Excerpts from an interface dataset:

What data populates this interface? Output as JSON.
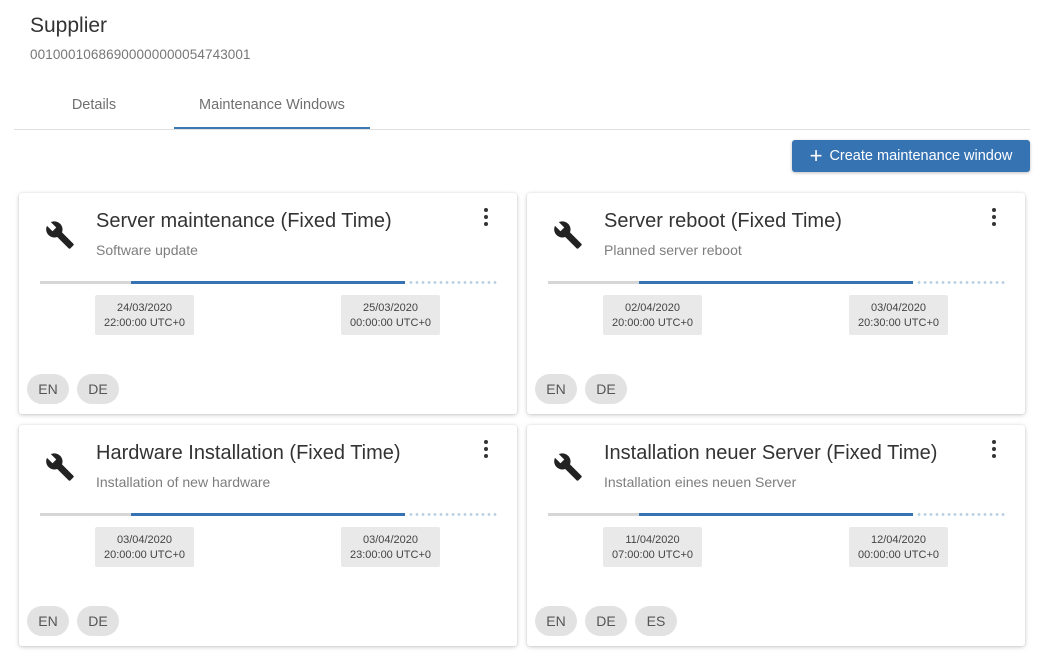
{
  "header": {
    "title": "Supplier",
    "id": "00100010686900000000054743001"
  },
  "tabs": [
    {
      "label": "Details",
      "active": false
    },
    {
      "label": "Maintenance Windows",
      "active": true
    }
  ],
  "actions": {
    "create_label": "Create maintenance window",
    "create_icon": "plus-icon",
    "accent_color": "#3673b3"
  },
  "cards": [
    {
      "icon": "wrench-icon",
      "title": "Server maintenance (Fixed Time)",
      "subtitle": "Software update",
      "start": {
        "date": "24/03/2020",
        "time": "22:00:00 UTC+0"
      },
      "end": {
        "date": "25/03/2020",
        "time": "00:00:00 UTC+0"
      },
      "languages": [
        "EN",
        "DE"
      ]
    },
    {
      "icon": "wrench-icon",
      "title": "Server reboot (Fixed Time)",
      "subtitle": "Planned server reboot",
      "start": {
        "date": "02/04/2020",
        "time": "20:00:00 UTC+0"
      },
      "end": {
        "date": "03/04/2020",
        "time": "20:30:00 UTC+0"
      },
      "languages": [
        "EN",
        "DE"
      ]
    },
    {
      "icon": "wrench-icon",
      "title": "Hardware Installation (Fixed Time)",
      "subtitle": "Installation of new hardware",
      "start": {
        "date": "03/04/2020",
        "time": "20:00:00 UTC+0"
      },
      "end": {
        "date": "03/04/2020",
        "time": "23:00:00 UTC+0"
      },
      "languages": [
        "EN",
        "DE"
      ]
    },
    {
      "icon": "wrench-icon",
      "title": "Installation neuer Server (Fixed Time)",
      "subtitle": "Installation eines neuen Server",
      "start": {
        "date": "11/04/2020",
        "time": "07:00:00 UTC+0"
      },
      "end": {
        "date": "12/04/2020",
        "time": "00:00:00 UTC+0"
      },
      "languages": [
        "EN",
        "DE",
        "ES"
      ]
    }
  ]
}
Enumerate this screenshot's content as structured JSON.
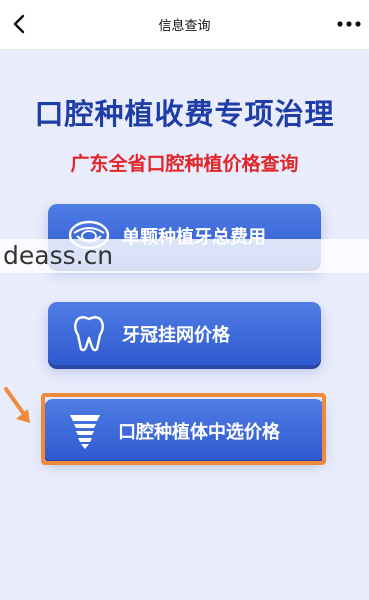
{
  "header": {
    "title": "信息查询"
  },
  "main": {
    "heading": "口腔种植收费专项治理",
    "subheading": "广东全省口腔种植价格查询",
    "buttons": [
      {
        "label": "单颗种植牙总费用",
        "icon": "mouth-icon"
      },
      {
        "label": "牙冠挂网价格",
        "icon": "tooth-icon"
      },
      {
        "label": "口腔种植体中选价格",
        "icon": "implant-screw-icon"
      }
    ]
  },
  "watermark": {
    "text": "deass.cn"
  },
  "colors": {
    "heading": "#1f3da7",
    "subheading": "#e0262a",
    "button": "#3b66d8",
    "highlight": "#f08a3b"
  }
}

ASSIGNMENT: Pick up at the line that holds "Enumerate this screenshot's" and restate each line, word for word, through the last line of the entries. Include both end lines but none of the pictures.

WRITTEN SOLUTION:
Enumerate this screenshot's content as structured JSON.
{
  "header": {
    "title": "信息查询"
  },
  "main": {
    "heading": "口腔种植收费专项治理",
    "subheading": "广东全省口腔种植价格查询",
    "buttons": [
      {
        "label": "单颗种植牙总费用",
        "icon": "mouth-icon"
      },
      {
        "label": "牙冠挂网价格",
        "icon": "tooth-icon"
      },
      {
        "label": "口腔种植体中选价格",
        "icon": "implant-screw-icon"
      }
    ]
  },
  "watermark": {
    "text": "deass.cn"
  },
  "colors": {
    "heading": "#1f3da7",
    "subheading": "#e0262a",
    "button": "#3b66d8",
    "highlight": "#f08a3b"
  }
}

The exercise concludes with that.